U.S. GDP growth pops to 3.6% in today's second estimate, but that's not as meaningful for a Fed taper as it seems

12/05/2013 1:20 pm EST


Jim Jubak

Founder and Editor, JubakPicks.com

I’m starting to long for some conclusive economic news—even if it is bad economic news.

Today’s release of revised third quarter GDP growth is frustratingly inconclusive—if you’re looking for, as the market is, a strong trend that might indicate which way the Fed will jump on the taper/no taper decision at its December 18 meeting.

The headline number shows a very strong economy. The revised numbers say that third quarter GDP growth came in at 3.6%. That’s a big jump from the 2.8% in the first estimate of third quarter GDP growth and a significant increase from the 2.5% growth rate in the second quarter

If we could take these numbers at face value—and, more importantly, if we were convinced that the Federal Reserve would take these numbers at face value—then I think we’d be looking at a strong argument for believing that the Fed would start to reduce its $85 billion in monthly asset purchases with the December 18 meeting.

But we can’t take these numbers at face value—and I’m certain that the Fed won’t. The big increase in revised third quarter growth doesn’t show an acceleration in the economy’s growth rate. Instead the jump from first to second estimate is due to a big increase in inventories. Growth in inventories, I’d point out, is only a good thing if those inventories get sold. If they don’t, if goods sit on warehouse shelves, inventories become a big negative for economic growth in the next quarter.

Real final sales, a number that excludes inventories, actually got revised down in today’s estimates to 1.9%. That’s a drop from 2% growth in the first estimate for third quarter GDP and is down from a 2.1% growth rate in the second quarter.

Personal consumption spending also got revised downward to 1.4% from 1.5% today, supporting the slight downward trend in real final sales. Personal consumption spending, what you and I call consumer spending, increased by 1.8% in the second quarter so today’s downward revision shows an even bigger slowing in consumer spending than the first estimate did.

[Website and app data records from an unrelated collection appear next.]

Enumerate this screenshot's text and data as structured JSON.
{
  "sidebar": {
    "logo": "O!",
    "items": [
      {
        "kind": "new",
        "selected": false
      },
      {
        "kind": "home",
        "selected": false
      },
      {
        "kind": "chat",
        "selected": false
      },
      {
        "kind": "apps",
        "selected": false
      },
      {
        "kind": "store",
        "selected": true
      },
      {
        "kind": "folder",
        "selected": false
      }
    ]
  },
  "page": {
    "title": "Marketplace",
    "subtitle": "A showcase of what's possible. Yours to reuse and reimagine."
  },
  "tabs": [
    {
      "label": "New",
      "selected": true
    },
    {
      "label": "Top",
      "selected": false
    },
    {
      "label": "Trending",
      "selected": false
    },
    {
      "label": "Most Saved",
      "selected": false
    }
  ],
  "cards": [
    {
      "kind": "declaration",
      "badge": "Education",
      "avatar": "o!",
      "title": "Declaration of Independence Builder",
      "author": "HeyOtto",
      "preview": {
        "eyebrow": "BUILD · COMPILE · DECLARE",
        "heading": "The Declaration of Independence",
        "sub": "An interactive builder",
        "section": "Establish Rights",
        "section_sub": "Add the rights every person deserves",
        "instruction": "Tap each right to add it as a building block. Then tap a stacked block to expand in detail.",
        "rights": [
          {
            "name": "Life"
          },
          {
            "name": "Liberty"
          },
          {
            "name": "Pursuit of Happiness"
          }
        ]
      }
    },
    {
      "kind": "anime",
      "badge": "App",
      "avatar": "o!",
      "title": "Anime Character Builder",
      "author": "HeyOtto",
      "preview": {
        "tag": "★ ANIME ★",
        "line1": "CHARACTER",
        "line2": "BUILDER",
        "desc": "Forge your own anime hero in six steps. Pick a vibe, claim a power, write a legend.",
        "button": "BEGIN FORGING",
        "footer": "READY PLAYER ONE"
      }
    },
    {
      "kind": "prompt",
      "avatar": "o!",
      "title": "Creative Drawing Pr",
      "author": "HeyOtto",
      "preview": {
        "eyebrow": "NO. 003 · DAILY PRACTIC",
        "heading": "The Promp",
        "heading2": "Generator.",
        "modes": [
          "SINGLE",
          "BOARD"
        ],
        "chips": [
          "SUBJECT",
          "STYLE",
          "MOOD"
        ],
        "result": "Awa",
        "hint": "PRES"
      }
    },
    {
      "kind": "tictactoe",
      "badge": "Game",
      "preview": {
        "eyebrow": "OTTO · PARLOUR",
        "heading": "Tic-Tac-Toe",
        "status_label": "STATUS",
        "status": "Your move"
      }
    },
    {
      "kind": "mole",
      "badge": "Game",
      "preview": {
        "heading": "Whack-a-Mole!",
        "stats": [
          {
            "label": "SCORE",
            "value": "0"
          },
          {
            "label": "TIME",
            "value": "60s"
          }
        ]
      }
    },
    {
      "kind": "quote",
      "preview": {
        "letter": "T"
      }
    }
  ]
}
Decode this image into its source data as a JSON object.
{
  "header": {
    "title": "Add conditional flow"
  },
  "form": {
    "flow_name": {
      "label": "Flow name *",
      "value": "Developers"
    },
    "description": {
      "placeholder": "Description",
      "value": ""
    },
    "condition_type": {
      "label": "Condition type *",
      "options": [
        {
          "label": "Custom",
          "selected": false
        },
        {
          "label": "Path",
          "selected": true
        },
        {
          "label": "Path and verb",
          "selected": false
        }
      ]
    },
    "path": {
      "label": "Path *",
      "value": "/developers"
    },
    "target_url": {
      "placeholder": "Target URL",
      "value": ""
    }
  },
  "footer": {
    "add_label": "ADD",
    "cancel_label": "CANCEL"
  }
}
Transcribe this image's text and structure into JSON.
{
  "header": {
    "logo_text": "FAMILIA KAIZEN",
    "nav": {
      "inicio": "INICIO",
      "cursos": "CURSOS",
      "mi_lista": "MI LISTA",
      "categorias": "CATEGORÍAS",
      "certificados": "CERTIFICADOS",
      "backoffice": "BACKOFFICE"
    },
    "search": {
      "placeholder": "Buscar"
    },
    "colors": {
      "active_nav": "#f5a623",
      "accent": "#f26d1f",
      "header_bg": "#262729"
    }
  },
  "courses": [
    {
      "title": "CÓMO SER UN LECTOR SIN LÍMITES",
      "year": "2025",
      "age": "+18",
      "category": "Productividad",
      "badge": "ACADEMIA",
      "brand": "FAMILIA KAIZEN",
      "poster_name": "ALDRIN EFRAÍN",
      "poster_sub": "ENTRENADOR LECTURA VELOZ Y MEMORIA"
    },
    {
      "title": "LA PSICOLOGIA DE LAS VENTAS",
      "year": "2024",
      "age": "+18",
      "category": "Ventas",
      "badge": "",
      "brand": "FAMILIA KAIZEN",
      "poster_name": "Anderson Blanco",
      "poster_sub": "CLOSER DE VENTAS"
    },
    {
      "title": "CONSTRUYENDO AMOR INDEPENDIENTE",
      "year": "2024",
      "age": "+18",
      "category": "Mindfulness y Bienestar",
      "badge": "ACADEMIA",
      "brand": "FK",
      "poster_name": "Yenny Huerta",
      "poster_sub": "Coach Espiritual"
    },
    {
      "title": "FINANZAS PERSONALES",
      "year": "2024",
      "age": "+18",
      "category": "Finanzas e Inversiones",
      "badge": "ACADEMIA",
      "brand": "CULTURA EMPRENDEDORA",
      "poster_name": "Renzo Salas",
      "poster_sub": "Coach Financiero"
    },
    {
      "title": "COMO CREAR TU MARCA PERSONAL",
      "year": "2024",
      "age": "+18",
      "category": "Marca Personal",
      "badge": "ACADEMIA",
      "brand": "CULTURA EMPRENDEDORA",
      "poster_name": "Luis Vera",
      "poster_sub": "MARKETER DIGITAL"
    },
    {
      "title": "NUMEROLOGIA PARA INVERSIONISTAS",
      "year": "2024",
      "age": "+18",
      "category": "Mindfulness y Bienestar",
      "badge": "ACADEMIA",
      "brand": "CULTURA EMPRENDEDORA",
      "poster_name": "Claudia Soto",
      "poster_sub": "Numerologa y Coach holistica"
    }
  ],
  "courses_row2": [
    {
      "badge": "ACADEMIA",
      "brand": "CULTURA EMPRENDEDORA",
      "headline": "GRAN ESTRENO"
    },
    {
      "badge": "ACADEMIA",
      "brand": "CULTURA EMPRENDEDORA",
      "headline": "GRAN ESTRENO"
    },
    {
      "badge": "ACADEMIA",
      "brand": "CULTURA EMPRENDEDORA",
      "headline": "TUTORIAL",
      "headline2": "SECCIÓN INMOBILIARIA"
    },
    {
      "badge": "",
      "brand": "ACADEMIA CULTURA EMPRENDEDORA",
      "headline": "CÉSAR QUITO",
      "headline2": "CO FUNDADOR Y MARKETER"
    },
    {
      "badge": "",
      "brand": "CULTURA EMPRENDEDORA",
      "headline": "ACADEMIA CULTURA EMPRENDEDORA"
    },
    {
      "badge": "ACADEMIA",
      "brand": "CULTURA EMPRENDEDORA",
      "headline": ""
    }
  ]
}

Given the inconclusive nature of today’s GDP numbers, I think we’re set up to have the financial markets react relatively strongly to tomorrow’s jobs numbers for November. The consensus of economists surveyed by Briefing.com calls for the economy to have added 185,000 jobs in the month. That would be below the 204,000 added in October.

Related Articles on STOCKS